Exercise goal: Return every line of the material exactly.
|---|
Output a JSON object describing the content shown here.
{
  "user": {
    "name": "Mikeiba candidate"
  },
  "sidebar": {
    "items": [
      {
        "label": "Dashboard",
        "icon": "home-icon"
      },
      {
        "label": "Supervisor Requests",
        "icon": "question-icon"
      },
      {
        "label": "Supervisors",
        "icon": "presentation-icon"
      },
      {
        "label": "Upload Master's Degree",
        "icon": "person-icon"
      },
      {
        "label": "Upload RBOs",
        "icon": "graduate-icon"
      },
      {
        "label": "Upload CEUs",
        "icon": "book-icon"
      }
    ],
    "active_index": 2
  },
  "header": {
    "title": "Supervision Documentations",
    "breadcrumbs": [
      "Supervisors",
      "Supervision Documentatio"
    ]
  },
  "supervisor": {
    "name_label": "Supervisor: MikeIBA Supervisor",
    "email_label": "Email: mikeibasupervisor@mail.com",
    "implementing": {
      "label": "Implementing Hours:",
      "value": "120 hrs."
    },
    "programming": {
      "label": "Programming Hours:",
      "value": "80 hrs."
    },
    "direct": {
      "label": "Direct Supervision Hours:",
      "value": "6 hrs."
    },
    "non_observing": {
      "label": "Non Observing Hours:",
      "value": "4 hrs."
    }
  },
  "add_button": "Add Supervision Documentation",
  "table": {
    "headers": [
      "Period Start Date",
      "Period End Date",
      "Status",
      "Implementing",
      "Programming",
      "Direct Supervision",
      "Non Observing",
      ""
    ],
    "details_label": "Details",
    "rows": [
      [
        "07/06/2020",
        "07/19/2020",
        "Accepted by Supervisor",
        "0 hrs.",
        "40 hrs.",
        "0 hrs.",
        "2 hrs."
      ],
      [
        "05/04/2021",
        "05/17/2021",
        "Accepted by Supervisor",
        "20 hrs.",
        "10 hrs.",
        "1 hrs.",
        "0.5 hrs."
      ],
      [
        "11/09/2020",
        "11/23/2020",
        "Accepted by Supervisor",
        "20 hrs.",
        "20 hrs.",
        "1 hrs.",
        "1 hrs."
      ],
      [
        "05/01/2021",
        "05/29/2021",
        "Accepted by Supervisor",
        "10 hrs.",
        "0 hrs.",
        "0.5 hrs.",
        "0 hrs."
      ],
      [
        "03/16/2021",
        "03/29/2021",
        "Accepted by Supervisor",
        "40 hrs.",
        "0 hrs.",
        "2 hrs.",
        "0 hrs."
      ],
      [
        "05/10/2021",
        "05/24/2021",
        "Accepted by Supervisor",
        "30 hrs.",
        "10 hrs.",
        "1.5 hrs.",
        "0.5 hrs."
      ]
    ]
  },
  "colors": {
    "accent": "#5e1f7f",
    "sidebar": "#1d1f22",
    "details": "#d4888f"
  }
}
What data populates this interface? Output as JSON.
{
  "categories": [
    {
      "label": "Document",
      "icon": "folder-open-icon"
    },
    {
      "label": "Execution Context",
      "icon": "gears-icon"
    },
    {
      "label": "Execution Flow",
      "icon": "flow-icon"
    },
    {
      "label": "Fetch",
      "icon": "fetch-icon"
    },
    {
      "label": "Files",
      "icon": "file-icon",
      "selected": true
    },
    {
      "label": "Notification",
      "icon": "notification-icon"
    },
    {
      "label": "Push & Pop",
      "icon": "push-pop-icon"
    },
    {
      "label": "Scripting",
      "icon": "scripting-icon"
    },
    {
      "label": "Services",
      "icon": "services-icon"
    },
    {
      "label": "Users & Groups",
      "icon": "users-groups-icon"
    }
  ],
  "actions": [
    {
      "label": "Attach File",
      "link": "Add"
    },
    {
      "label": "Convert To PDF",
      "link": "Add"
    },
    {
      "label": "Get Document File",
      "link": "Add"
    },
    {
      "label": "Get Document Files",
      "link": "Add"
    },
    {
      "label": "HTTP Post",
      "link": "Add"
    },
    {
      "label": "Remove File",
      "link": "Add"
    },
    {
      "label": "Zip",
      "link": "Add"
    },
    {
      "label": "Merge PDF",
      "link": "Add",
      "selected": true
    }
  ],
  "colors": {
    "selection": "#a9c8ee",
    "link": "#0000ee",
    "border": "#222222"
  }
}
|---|
Response to the exercise:
Output a JSON object describing the content shown here.
{
  "user": {
    "name": "Mikeiba candidate"
  },
  "sidebar": {
    "items": [
      {
        "label": "Dashboard",
        "icon": "home-icon"
      },
      {
        "label": "Supervisor Requests",
        "icon": "question-icon"
      },
      {
        "label": "Supervisors",
        "icon": "presentation-icon"
      },
      {
        "label": "Upload Master's Degree",
        "icon": "person-icon"
      },
      {
        "label": "Upload RBOs",
        "icon": "graduate-icon"
      },
      {
        "label": "Upload CEUs",
        "icon": "book-icon"
      }
    ],
    "active_index": 2
  },
  "header": {
    "title": "Supervision Documentations",
    "breadcrumbs": [
      "Supervisors",
      "Supervision Documentatio"
    ]
  },
  "supervisor": {
    "name_label": "Supervisor: MikeIBA Supervisor",
    "email_label": "Email: mikeibasupervisor@mail.com",
    "implementing": {
      "label": "Implementing Hours:",
      "value": "120 hrs."
    },
    "programming": {
      "label": "Programming Hours:",
      "value": "80 hrs."
    },
    "direct": {
      "label": "Direct Supervision Hours:",
      "value": "6 hrs."
    },
    "non_observing": {
      "label": "Non Observing Hours:",
      "value": "4 hrs."
    }
  },
  "add_button": "Add Supervision Documentation",
  "table": {
    "headers": [
      "Period Start Date",
      "Period End Date",
      "Status",
      "Implementing",
      "Programming",
      "Direct Supervision",
      "Non Observing",
      ""
    ],
    "details_label": "Details",
    "rows": [
      [
        "07/06/2020",
        "07/19/2020",
        "Accepted by Supervisor",
        "0 hrs.",
        "40 hrs.",
        "0 hrs.",
        "2 hrs."
      ],
      [
        "05/04/2021",
        "05/17/2021",
        "Accepted by Supervisor",
        "20 hrs.",
        "10 hrs.",
        "1 hrs.",
        "0.5 hrs."
      ],
      [
        "11/09/2020",
        "11/23/2020",
        "Accepted by Supervisor",
        "20 hrs.",
        "20 hrs.",
        "1 hrs.",
        "1 hrs."
      ],
      [
        "05/01/2021",
        "05/29/2021",
        "Accepted by Supervisor",
        "10 hrs.",
        "0 hrs.",
        "0.5 hrs.",
        "0 hrs."
      ],
      [
        "03/16/2021",
        "03/29/2021",
        "Accepted by Supervisor",
        "40 hrs.",
        "0 hrs.",
        "2 hrs.",
        "0 hrs."
      ],
      [
        "05/10/2021",
        "05/24/2021",
        "Accepted by Supervisor",
        "30 hrs.",
        "10 hrs.",
        "1.5 hrs.",
        "0.5 hrs."
      ]
    ]
  },
  "colors": {
    "accent": "#5e1f7f",
    "sidebar": "#1d1f22",
    "details": "#d4888f"
  }
}
What data populates this interface? Output as JSON.
{
  "categories": [
    {
      "label": "Document",
      "icon": "folder-open-icon"
    },
    {
      "label": "Execution Context",
      "icon": "gears-icon"
    },
    {
      "label": "Execution Flow",
      "icon": "flow-icon"
    },
    {
      "label": "Fetch",
      "icon": "fetch-icon"
    },
    {
      "label": "Files",
      "icon": "file-icon",
      "selected": true
    },
    {
      "label": "Notification",
      "icon": "notification-icon"
    },
    {
      "label": "Push & Pop",
      "icon": "push-pop-icon"
    },
    {
      "label": "Scripting",
      "icon": "scripting-icon"
    },
    {
      "label": "Services",
      "icon": "services-icon"
    },
    {
      "label": "Users & Groups",
      "icon": "users-groups-icon"
    }
  ],
  "actions": [
    {
      "label": "Attach File",
      "link": "Add"
    },
    {
      "label": "Convert To PDF",
      "link": "Add"
    },
    {
      "label": "Get Document File",
      "link": "Add"
    },
    {
      "label": "Get Document Files",
      "link": "Add"
    },
    {
      "label": "HTTP Post",
      "link": "Add"
    },
    {
      "label": "Remove File",
      "link": "Add"
    },
    {
      "label": "Zip",
      "link": "Add"
    },
    {
      "label": "Merge PDF",
      "link": "Add",
      "selected": true
    }
  ],
  "colors": {
    "selection": "#a9c8ee",
    "link": "#0000ee",
    "border": "#222222"
  }
}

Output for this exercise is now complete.